I mentally beat my head on the figurative wall. I kicked that wall. I punched that wall. It didn't move or change. I sat against it full of melancholy. I walked away, focusing on other challenges and hoping the wall would fall on its own.
After years of introspection and frustration I returned to the problem. Stage times on a 360 degree stage loomed ahead. I decided to start where I was, then problem solve necessary changes. Not approaching the wall from an entertainment standpoint, just as another challenge to surmount.
The past few years have been full of challenges from survival, paying bills, wrestling with inner demons, developing other skills to weave a metaphorical safety net for myself. Walls may be insurmountable, challenges are something to overcome.
It Doesn't Have to be Hard. Friends asked good questions about how to engage the whole audience, to shift from a large group painting to an individual. This one detail was the springboard. The show shifted and the wall was gone as it had only existed in my head.

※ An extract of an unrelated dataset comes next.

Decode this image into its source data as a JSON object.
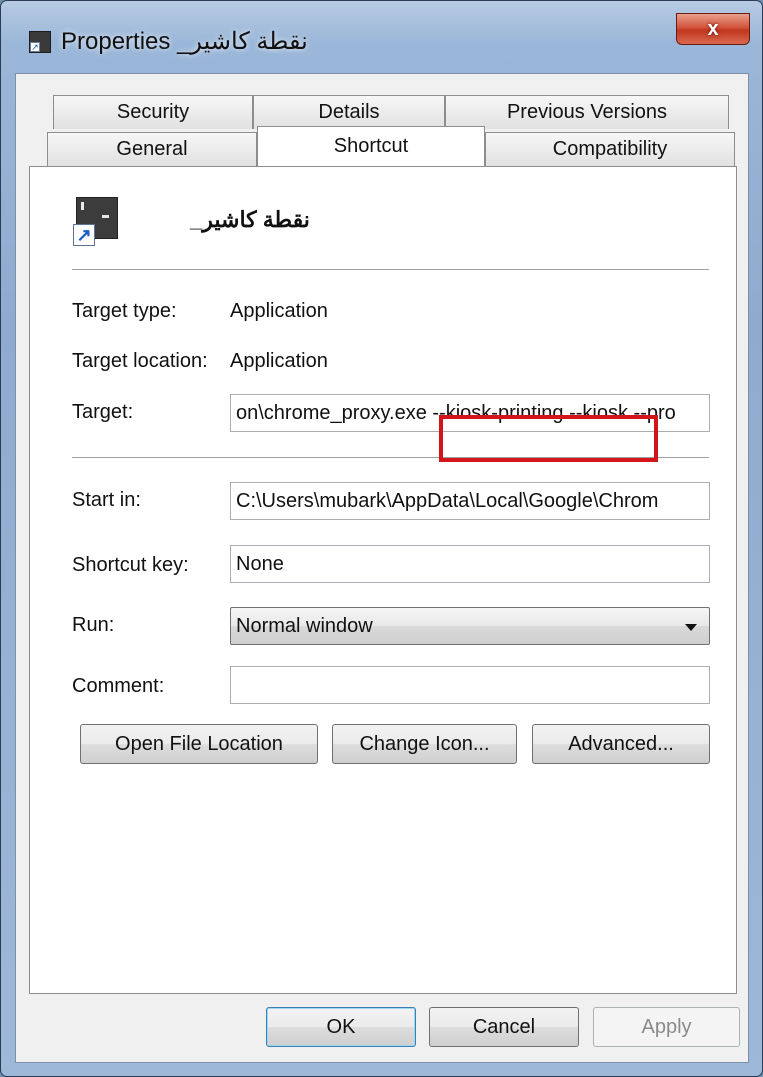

Major changes come with perception shifts. Life doesn't have to be approached as if it is a punishment or purgatory. You choose how you live it, perceive it and you can choose to change it.
Are you choosing to make it more difficult or unpleasant than it needs to be? Do you excuse unhealthy behaviors in those around you while they distract you from attending to your own needs?

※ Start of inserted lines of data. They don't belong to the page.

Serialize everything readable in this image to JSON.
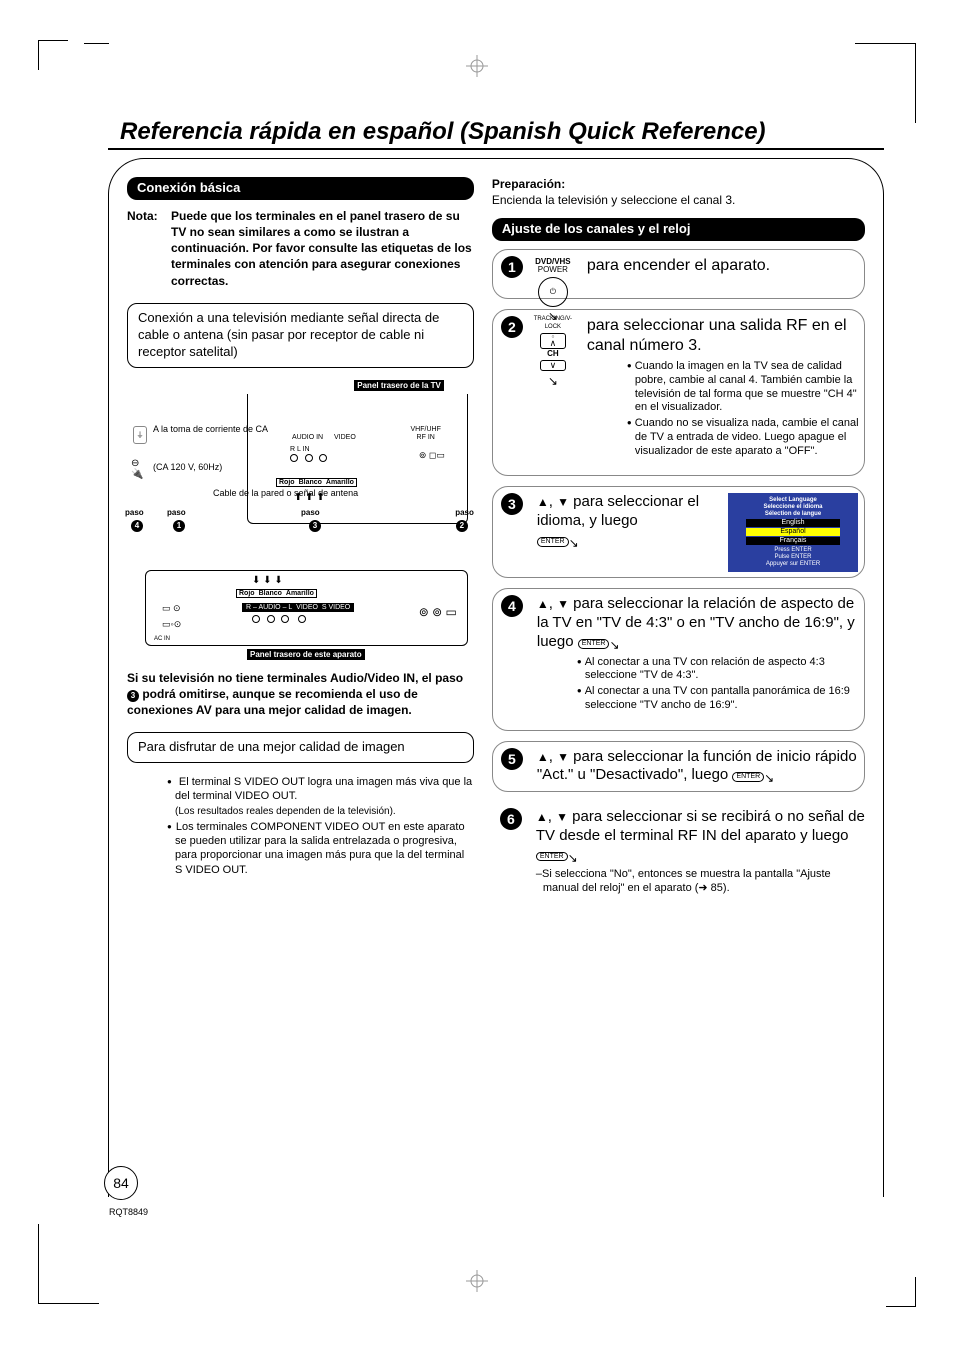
{
  "doc": {
    "title": "Referencia rápida en español (Spanish Quick Reference)",
    "pageNumber": "84",
    "docId": "RQT8849"
  },
  "left": {
    "h_basic": "Conexión básica",
    "nota_label": "Nota:",
    "nota_body": "Puede que los terminales en el panel trasero de su TV no sean similares a como se ilustran a continuación. Por favor consulte las etiquetas de los terminales con atención para asegurar conexiones correctas.",
    "box_direct": "Conexión a una televisión mediante señal directa de cable o antena (sin pasar por receptor de cable ni receptor satelital)",
    "diagram": {
      "tv_panel": "Panel trasero de la TV",
      "unit_panel": "Panel trasero de este aparato",
      "rgb": [
        "Rojo",
        "Blanco",
        "Amarillo"
      ],
      "audio_in": "AUDIO IN",
      "video": "VIDEO",
      "rl_in": "R    L    IN",
      "vhf_uhf": "VHF/UHF",
      "rf_in": "RF IN",
      "ac_label": "A la toma de corriente de CA",
      "ac_spec": "(CA 120 V, 60Hz)",
      "cable_label": "Cable de la pared o señal de antena",
      "step_word": "paso",
      "svideo": "S VIDEO\nOUT",
      "acin": "AC IN"
    },
    "note_skip_pre": "Si su televisión no tiene terminales Audio/Video IN, el paso ",
    "note_skip_post": " podrá omitirse, aunque se recomienda el uso de conexiones AV para una mejor calidad de imagen.",
    "box_quality": "Para disfrutar de una mejor calidad de imagen",
    "bul_svideo": "El terminal S VIDEO OUT logra una imagen más viva que la del terminal VIDEO OUT.",
    "bul_svideo_sub": "(Los resultados reales dependen de la televisión).",
    "bul_component": "Los terminales COMPONENT VIDEO OUT en este aparato se pueden utilizar para la salida entrelazada o progresiva, para proporcionar una imagen más pura que la del terminal S VIDEO OUT."
  },
  "right": {
    "prep_label": "Preparación:",
    "prep_body": "Encienda la televisión y seleccione el canal 3.",
    "h_clock": "Ajuste de los canales y el reloj",
    "step1": {
      "btn_top": "DVD/VHS",
      "btn_bot": "POWER",
      "main": "para encender el aparato."
    },
    "step2": {
      "lbl": "TRACKING/V-LOCK",
      "ch": "CH",
      "main": "para seleccionar una salida RF en el canal número 3.",
      "b1": "Cuando la imagen en la TV sea de calidad pobre, cambie al canal 4. También cambie la televisión de tal forma que se muestre \"CH 4\" en el visualizador.",
      "b2": "Cuando no se visualiza nada, cambie el canal de TV a entrada de video. Luego apague el visualizador de este aparato a \"OFF\"."
    },
    "step3": {
      "main_a": ", ",
      "main_b": " para seleccionar el idioma, y luego ",
      "enter": "ENTER",
      "osd": {
        "t1": "Select Language",
        "t2": "Seleccione el idioma",
        "t3": "Sélection de langue",
        "o1": "English",
        "o2": "Español",
        "o3": "Français",
        "f1": "Press ENTER",
        "f2": "Pulse ENTER",
        "f3": "Appuyer sur ENTER"
      }
    },
    "step4": {
      "main": " para seleccionar la relación de aspecto de la TV en \"TV de 4:3\" o en \"TV ancho de 16:9\", y luego ",
      "b1": "Al conectar a una TV con relación de aspecto 4:3 seleccione \"TV de 4:3\".",
      "b2": "Al conectar a una TV con pantalla panorámica de 16:9 seleccione \"TV ancho de 16:9\"."
    },
    "step5": {
      "main": " para seleccionar la función de inicio rápido \"Act.\" u \"Desactivado\", luego "
    },
    "step6": {
      "main": " para seleccionar si se recibirá o no señal de TV desde el terminal RF IN del aparato y luego ",
      "dash": "–Si selecciona \"No\", entonces se muestra la pantalla \"Ajuste manual del reloj\" en el aparato (➜ 85)."
    }
  }
}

Why choose to keep choosing to allow someone to hurt you, especially when the hurt has minimal impact on them: except perhaps the gratitude that you allow your time, energy, and focus on being devoted to their misery rather than on taking care of yourself?
It doesn't have to be hard. My friend Coop said these words to me this weekend as we talked about recent changes in my life. A lot of my blogs this spring have dealt with emotional issues; as I walked around rather than addressed the crucial issue of attending to my own needs and wants. I had to let go of the perception I was responsible for someone else. Each of us IS responsible for ourselves.
In any relationship, whether it is with yourself or someone who brings a light into your eyes, it doesn't have to be hard
It is not a battle. It should not feel like a Herculean Task.
It should be easy, communication should be a two way street, responsibilities and challenges shared. Instead of judgement and criticism, problem solving and empathy.
Years ago another friend, Cale taught me expectations and cautions to watch for in healthy and unhealthy relationships. I look up to my friends, when they teach me something important I do my best to honor the lesson. This spring I watched red flag after red flag go up, unhealthy were the signs on my emotional relationship roadmap. I tried to address issues but found somehow doing so was the subtle song heralding a parting of ways. I did not realize how gone I was until I was gone. Suddenly the tension, pressure, negativity, and constant sound in my head stopped. It was like stepping out of a hurricane into a peaceful forest clearing. The air was clear, my shoulders loose, and my smile came back.
I was asked "Do you have to keep making these choices- or can you choose to make healthier ones?"
It was the best question. I encourage you, look at your life: where you feel most stressed and frustrated would you take a moment and ask this question of yourself?
Remember, it does not have to be hard. It can be full of gentle, sweet, accepting kindness. No excuses, why not choose to heal and grow? It is as easy as letting go of what was never really yours to carry.